The questions that naturally arose for decision were
(1) Did the published words impute a criminal charge or offence against the plaintiff
(2) Did the words allege dishonesty against the plaintiff in his trade and business. (He pleaded that he was a businessman and general contractor whose business includes building, engineering and various types of contracts)
A 2,000.00pounds suit is a civil action; it is not a criminal action. Embezzlement in the circumstances in which it was used imputes no crime. It could not be construed as a suit imputing in the appellant the offence of embezzlement in view of the particulars given, which clearly indicates that the claim was for return of money furnished, or “advance” given, for the execution of a contract. The particulars given in the publication read:
“The action is instituted by Chief T.O.S. Benson on behalf of a prominent Lagos business tycoon Mr. G.C. Aghadimo.
The amount, claimed Chief Benson was an advance to the defendant (a contractor) in respect of the East Central State Government contract for repair on Cold Store, Enugu.
Mr. Justice T.G. Gomez, sitting at St. Joseph’s Hall, Obalende, adjourned the case for further hearing”.
Embezzlement taken in isolation, may convey an imputation of a criminal offence but 2000pounds Embezzlement Suit followed by the explanation that the amount claimed was an advance cannot and do not impute any criminal offence in the plaintiff/appellant.
As already state above, it is the broad impression conveyed by the libel that has to be considered and not the meaning of each word under analysis.
Finally, it is settled law that the words to be actionable must input in the plaintiff a criminal offence (per Alderson B in Heming v. Power (1842) to M & W at page 570). No crime or offence was pleaded and none was given in evidence.

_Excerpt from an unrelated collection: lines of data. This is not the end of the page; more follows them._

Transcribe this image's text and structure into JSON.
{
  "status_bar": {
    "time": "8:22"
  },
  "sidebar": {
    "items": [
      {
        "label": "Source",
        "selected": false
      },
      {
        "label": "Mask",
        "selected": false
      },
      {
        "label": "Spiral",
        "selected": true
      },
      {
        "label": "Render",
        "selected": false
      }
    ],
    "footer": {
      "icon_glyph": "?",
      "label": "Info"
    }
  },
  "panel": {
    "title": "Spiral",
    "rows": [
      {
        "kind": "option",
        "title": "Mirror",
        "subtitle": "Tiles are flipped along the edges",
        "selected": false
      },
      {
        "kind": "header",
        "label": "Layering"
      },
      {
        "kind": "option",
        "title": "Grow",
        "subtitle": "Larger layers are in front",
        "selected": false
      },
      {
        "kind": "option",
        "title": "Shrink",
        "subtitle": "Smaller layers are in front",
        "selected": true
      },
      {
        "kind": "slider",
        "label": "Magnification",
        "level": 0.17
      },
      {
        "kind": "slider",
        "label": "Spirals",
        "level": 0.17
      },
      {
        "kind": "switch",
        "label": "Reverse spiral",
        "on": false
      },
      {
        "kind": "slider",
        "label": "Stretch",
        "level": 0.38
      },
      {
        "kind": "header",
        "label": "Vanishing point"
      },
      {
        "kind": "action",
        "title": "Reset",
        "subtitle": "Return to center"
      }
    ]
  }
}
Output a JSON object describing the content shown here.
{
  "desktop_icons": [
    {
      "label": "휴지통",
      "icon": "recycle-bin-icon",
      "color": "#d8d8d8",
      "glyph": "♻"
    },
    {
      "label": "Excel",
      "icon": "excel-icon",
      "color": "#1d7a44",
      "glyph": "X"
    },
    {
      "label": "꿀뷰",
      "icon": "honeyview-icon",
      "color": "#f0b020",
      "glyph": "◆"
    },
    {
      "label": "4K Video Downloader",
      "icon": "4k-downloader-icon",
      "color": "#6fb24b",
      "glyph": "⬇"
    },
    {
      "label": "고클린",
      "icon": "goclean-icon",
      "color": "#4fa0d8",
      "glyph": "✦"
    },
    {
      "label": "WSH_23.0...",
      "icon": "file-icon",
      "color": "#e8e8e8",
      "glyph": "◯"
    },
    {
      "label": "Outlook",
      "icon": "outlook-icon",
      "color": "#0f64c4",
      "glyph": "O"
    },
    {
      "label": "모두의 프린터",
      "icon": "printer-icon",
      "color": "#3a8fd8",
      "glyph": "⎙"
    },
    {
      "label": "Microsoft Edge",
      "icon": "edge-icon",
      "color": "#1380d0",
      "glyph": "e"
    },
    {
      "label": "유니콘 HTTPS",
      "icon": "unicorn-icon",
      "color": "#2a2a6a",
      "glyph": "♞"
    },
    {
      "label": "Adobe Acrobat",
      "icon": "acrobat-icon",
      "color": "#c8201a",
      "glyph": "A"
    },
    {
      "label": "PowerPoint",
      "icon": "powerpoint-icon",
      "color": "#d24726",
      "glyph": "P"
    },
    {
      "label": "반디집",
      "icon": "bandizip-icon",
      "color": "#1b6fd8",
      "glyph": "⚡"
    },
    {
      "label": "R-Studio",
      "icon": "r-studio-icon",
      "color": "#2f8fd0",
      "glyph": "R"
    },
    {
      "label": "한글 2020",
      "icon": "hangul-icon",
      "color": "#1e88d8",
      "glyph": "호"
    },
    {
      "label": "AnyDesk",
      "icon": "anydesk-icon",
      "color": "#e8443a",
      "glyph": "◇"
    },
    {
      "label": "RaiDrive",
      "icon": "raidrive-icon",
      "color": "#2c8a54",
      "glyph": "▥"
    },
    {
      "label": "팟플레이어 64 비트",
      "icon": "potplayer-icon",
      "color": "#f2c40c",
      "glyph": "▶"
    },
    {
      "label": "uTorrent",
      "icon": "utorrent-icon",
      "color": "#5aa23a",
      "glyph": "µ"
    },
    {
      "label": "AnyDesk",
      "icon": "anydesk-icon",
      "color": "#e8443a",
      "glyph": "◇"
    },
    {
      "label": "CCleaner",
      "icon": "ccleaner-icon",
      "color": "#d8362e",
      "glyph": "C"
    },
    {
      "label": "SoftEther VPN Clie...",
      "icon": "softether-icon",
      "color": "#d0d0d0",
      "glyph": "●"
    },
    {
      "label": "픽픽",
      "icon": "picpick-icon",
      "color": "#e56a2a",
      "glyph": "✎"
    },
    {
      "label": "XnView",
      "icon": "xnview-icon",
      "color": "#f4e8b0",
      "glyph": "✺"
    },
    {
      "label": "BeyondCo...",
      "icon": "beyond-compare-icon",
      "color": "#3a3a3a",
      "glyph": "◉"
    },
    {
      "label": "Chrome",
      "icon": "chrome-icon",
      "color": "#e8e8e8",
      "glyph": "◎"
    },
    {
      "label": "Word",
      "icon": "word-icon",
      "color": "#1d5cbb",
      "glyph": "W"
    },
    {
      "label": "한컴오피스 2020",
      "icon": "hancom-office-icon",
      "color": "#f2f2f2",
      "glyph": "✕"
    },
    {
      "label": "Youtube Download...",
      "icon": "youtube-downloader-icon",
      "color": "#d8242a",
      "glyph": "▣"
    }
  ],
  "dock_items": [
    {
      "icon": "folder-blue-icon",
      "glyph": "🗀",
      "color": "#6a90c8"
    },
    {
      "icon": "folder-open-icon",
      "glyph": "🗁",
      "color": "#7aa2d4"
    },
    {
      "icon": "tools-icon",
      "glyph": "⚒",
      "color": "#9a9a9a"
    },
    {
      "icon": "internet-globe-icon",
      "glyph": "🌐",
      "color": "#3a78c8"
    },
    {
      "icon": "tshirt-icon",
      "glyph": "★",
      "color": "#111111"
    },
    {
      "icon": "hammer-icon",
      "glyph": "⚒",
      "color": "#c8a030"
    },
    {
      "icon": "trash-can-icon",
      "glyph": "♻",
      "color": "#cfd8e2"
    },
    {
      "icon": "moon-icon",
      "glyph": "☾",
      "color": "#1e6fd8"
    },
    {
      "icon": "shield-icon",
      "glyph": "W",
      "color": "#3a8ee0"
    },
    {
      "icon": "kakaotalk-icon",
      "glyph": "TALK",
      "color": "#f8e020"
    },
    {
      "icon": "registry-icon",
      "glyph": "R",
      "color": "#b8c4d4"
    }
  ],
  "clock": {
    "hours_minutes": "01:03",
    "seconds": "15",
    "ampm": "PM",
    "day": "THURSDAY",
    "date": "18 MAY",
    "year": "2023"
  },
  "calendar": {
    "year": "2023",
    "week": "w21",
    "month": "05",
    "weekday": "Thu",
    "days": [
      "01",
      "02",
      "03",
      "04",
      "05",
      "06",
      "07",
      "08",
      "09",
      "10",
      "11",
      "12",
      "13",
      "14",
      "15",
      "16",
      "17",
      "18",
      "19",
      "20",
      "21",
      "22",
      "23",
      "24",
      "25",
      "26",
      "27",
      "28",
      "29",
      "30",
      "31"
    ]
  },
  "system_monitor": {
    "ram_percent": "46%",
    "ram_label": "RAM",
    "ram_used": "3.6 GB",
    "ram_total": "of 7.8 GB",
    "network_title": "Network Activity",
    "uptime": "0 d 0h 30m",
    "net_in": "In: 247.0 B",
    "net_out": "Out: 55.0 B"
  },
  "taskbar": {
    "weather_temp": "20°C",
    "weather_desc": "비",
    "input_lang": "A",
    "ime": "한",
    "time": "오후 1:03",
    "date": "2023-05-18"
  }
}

Parties are bound by their pleadings and since no crime or offence was pleaded none can be given in evidence. From our reading of the publication, we are unable to agree with Counsel for the appellant that the publication Exhibit 1 tendered in evidence on the face of it disclosed any criminal offence. With regard to the necessity for pleading the crime or offence alleged, Lord Devlin in the last two concluding paragraphs of his judgement in Lewis v. Daily Telegraph Ltd. At p. 286-287 said:
“In the result, I thing that all Your Lordships are now clearly of the opinion that the judge must rule whether the words are capable of bearing each of the defamatory meanings, if there be more than one, put forward by the plaintiff.
This supports indirectly my view on the desirability of pleading different meanings. If the plaintiff can get before the jury only those meanings which the judge rules as capable of being defamatory, there are good reasons for having the meanings alleged set out precisely as part of the record”.
We pause here to draw attention again to the passage in the judgement of the learned trial judge which reads;
“In my capacity as a judge, I am of the opinion that the said words complained of states as they are out of con are capable of conveying defamatory meaning but in my position as a jury, I take into consideration the letters, figures and words, all very bold, which form the heading of the publication to wit 2000pounds suit Adjourned” and the paragraphs which follow the words in question and I doubt if they in fact convey a defamatory meaning”.
Our reading of the passage leaves us with the settled view that, although he has not done so in a very satisfactory manner, he was saying in effect that the publication, when read as a whole, was incapable of conveying to a reasonable jury any defamatory meaning.
Even if the above passage were to be regarded as a misdirection, the Court of appeal is not bound to grant a new trial on the ground of misdirection where no substantial wrong or miscarriage of justice has thereby been occasioned; and we find none here. (See Art. 1396 of Gatley on libel and Slander 7th Ed. P. 572-573). Accordingly, the grounds of appeal fail
We find no merit in this appeal and we hereby dismiss it with costs assessed at N175.00.
Other Citation: (1977) LCN/1956(SC)